(Recorded data)
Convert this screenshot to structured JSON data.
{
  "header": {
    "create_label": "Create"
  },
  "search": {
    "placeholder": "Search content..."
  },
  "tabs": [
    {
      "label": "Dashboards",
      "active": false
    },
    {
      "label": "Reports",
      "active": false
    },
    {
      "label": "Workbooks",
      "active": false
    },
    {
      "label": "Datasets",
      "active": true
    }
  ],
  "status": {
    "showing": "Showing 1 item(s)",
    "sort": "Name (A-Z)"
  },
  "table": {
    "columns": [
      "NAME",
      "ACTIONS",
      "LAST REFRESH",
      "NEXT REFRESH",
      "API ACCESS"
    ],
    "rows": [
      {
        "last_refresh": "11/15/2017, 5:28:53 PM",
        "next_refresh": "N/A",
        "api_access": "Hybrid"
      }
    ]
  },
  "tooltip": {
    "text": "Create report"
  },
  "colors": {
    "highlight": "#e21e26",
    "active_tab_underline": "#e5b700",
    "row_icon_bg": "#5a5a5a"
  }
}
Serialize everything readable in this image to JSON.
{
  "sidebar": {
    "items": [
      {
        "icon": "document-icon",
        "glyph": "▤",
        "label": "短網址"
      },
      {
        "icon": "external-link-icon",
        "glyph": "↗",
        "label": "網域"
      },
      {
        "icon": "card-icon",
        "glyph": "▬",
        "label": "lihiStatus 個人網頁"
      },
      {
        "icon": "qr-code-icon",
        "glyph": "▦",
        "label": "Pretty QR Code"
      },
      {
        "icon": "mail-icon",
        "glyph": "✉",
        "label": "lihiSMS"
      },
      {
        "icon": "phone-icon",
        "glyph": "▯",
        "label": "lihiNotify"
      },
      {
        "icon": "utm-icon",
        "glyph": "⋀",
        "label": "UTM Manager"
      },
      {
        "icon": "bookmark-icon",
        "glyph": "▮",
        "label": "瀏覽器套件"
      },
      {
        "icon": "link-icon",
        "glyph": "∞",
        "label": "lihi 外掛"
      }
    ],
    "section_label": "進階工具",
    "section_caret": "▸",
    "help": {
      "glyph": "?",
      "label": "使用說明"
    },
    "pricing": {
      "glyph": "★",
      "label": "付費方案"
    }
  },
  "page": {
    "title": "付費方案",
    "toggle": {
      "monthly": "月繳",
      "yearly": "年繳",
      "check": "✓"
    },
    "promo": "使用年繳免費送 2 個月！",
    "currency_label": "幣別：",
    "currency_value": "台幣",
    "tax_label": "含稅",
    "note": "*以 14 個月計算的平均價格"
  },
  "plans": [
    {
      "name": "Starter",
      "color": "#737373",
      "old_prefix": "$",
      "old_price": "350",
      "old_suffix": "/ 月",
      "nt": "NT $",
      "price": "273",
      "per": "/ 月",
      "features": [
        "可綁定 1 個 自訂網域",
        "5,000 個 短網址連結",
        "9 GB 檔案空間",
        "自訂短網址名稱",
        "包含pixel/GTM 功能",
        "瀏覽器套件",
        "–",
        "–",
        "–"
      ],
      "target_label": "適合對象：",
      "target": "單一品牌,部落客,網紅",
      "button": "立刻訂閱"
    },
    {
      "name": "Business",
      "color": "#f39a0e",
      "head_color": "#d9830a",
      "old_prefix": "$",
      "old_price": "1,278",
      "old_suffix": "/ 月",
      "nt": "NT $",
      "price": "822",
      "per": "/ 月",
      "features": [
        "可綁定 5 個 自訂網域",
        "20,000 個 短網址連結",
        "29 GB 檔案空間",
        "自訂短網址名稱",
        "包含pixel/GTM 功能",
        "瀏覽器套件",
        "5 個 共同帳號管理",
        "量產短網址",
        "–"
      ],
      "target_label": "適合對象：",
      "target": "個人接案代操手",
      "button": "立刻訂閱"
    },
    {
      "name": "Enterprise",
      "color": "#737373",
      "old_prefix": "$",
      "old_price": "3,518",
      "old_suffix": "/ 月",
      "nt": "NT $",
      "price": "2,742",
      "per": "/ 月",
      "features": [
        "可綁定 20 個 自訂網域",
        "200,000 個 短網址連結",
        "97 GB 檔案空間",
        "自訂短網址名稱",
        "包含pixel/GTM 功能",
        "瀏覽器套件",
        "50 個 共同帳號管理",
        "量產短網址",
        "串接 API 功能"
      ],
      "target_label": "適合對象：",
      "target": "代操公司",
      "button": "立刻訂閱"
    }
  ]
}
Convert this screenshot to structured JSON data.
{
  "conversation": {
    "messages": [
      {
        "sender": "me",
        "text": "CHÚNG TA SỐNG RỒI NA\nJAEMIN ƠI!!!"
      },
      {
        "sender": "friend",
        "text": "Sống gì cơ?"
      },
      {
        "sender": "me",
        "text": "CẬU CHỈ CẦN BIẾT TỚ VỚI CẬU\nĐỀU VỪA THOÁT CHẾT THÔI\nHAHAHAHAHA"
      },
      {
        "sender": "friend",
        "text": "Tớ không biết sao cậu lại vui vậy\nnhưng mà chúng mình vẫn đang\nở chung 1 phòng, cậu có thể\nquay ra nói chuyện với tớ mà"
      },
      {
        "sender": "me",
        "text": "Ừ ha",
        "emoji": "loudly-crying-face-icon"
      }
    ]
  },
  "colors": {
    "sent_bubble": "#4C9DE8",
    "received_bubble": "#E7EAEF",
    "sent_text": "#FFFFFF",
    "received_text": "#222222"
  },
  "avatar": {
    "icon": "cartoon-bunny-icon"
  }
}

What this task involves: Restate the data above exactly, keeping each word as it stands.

Solution for this exercise:
Convert this screenshot to structured JSON data.
{
  "header": {
    "create_label": "Create"
  },
  "search": {
    "placeholder": "Search content..."
  },
  "tabs": [
    {
      "label": "Dashboards",
      "active": false
    },
    {
      "label": "Reports",
      "active": false
    },
    {
      "label": "Workbooks",
      "active": false
    },
    {
      "label": "Datasets",
      "active": true
    }
  ],
  "status": {
    "showing": "Showing 1 item(s)",
    "sort": "Name (A-Z)"
  },
  "table": {
    "columns": [
      "NAME",
      "ACTIONS",
      "LAST REFRESH",
      "NEXT REFRESH",
      "API ACCESS"
    ],
    "rows": [
      {
        "last_refresh": "11/15/2017, 5:28:53 PM",
        "next_refresh": "N/A",
        "api_access": "Hybrid"
      }
    ]
  },
  "tooltip": {
    "text": "Create report"
  },
  "colors": {
    "highlight": "#e21e26",
    "active_tab_underline": "#e5b700",
    "row_icon_bg": "#5a5a5a"
  }
}
Serialize everything readable in this image to JSON.
{
  "sidebar": {
    "items": [
      {
        "icon": "document-icon",
        "glyph": "▤",
        "label": "短網址"
      },
      {
        "icon": "external-link-icon",
        "glyph": "↗",
        "label": "網域"
      },
      {
        "icon": "card-icon",
        "glyph": "▬",
        "label": "lihiStatus 個人網頁"
      },
      {
        "icon": "qr-code-icon",
        "glyph": "▦",
        "label": "Pretty QR Code"
      },
      {
        "icon": "mail-icon",
        "glyph": "✉",
        "label": "lihiSMS"
      },
      {
        "icon": "phone-icon",
        "glyph": "▯",
        "label": "lihiNotify"
      },
      {
        "icon": "utm-icon",
        "glyph": "⋀",
        "label": "UTM Manager"
      },
      {
        "icon": "bookmark-icon",
        "glyph": "▮",
        "label": "瀏覽器套件"
      },
      {
        "icon": "link-icon",
        "glyph": "∞",
        "label": "lihi 外掛"
      }
    ],
    "section_label": "進階工具",
    "section_caret": "▸",
    "help": {
      "glyph": "?",
      "label": "使用說明"
    },
    "pricing": {
      "glyph": "★",
      "label": "付費方案"
    }
  },
  "page": {
    "title": "付費方案",
    "toggle": {
      "monthly": "月繳",
      "yearly": "年繳",
      "check": "✓"
    },
    "promo": "使用年繳免費送 2 個月！",
    "currency_label": "幣別：",
    "currency_value": "台幣",
    "tax_label": "含稅",
    "note": "*以 14 個月計算的平均價格"
  },
  "plans": [
    {
      "name": "Starter",
      "color": "#737373",
      "old_prefix": "$",
      "old_price": "350",
      "old_suffix": "/ 月",
      "nt": "NT $",
      "price": "273",
      "per": "/ 月",
      "features": [
        "可綁定 1 個 自訂網域",
        "5,000 個 短網址連結",
        "9 GB 檔案空間",
        "自訂短網址名稱",
        "包含pixel/GTM 功能",
        "瀏覽器套件",
        "–",
        "–",
        "–"
      ],
      "target_label": "適合對象：",
      "target": "單一品牌,部落客,網紅",
      "button": "立刻訂閱"
    },
    {
      "name": "Business",
      "color": "#f39a0e",
      "head_color": "#d9830a",
      "old_prefix": "$",
      "old_price": "1,278",
      "old_suffix": "/ 月",
      "nt": "NT $",
      "price": "822",
      "per": "/ 月",
      "features": [
        "可綁定 5 個 自訂網域",
        "20,000 個 短網址連結",
        "29 GB 檔案空間",
        "自訂短網址名稱",
        "包含pixel/GTM 功能",
        "瀏覽器套件",
        "5 個 共同帳號管理",
        "量產短網址",
        "–"
      ],
      "target_label": "適合對象：",
      "target": "個人接案代操手",
      "button": "立刻訂閱"
    },
    {
      "name": "Enterprise",
      "color": "#737373",
      "old_prefix": "$",
      "old_price": "3,518",
      "old_suffix": "/ 月",
      "nt": "NT $",
      "price": "2,742",
      "per": "/ 月",
      "features": [
        "可綁定 20 個 自訂網域",
        "200,000 個 短網址連結",
        "97 GB 檔案空間",
        "自訂短網址名稱",
        "包含pixel/GTM 功能",
        "瀏覽器套件",
        "50 個 共同帳號管理",
        "量產短網址",
        "串接 API 功能"
      ],
      "target_label": "適合對象：",
      "target": "代操公司",
      "button": "立刻訂閱"
    }
  ]
}
Convert this screenshot to structured JSON data.
{
  "conversation": {
    "messages": [
      {
        "sender": "me",
        "text": "CHÚNG TA SỐNG RỒI NA\nJAEMIN ƠI!!!"
      },
      {
        "sender": "friend",
        "text": "Sống gì cơ?"
      },
      {
        "sender": "me",
        "text": "CẬU CHỈ CẦN BIẾT TỚ VỚI CẬU\nĐỀU VỪA THOÁT CHẾT THÔI\nHAHAHAHAHA"
      },
      {
        "sender": "friend",
        "text": "Tớ không biết sao cậu lại vui vậy\nnhưng mà chúng mình vẫn đang\nở chung 1 phòng, cậu có thể\nquay ra nói chuyện với tớ mà"
      },
      {
        "sender": "me",
        "text": "Ừ ha",
        "emoji": "loudly-crying-face-icon"
      }
    ]
  },
  "colors": {
    "sent_bubble": "#4C9DE8",
    "received_bubble": "#E7EAEF",
    "sent_text": "#FFFFFF",
    "received_text": "#222222"
  },
  "avatar": {
    "icon": "cartoon-bunny-icon"
  }
}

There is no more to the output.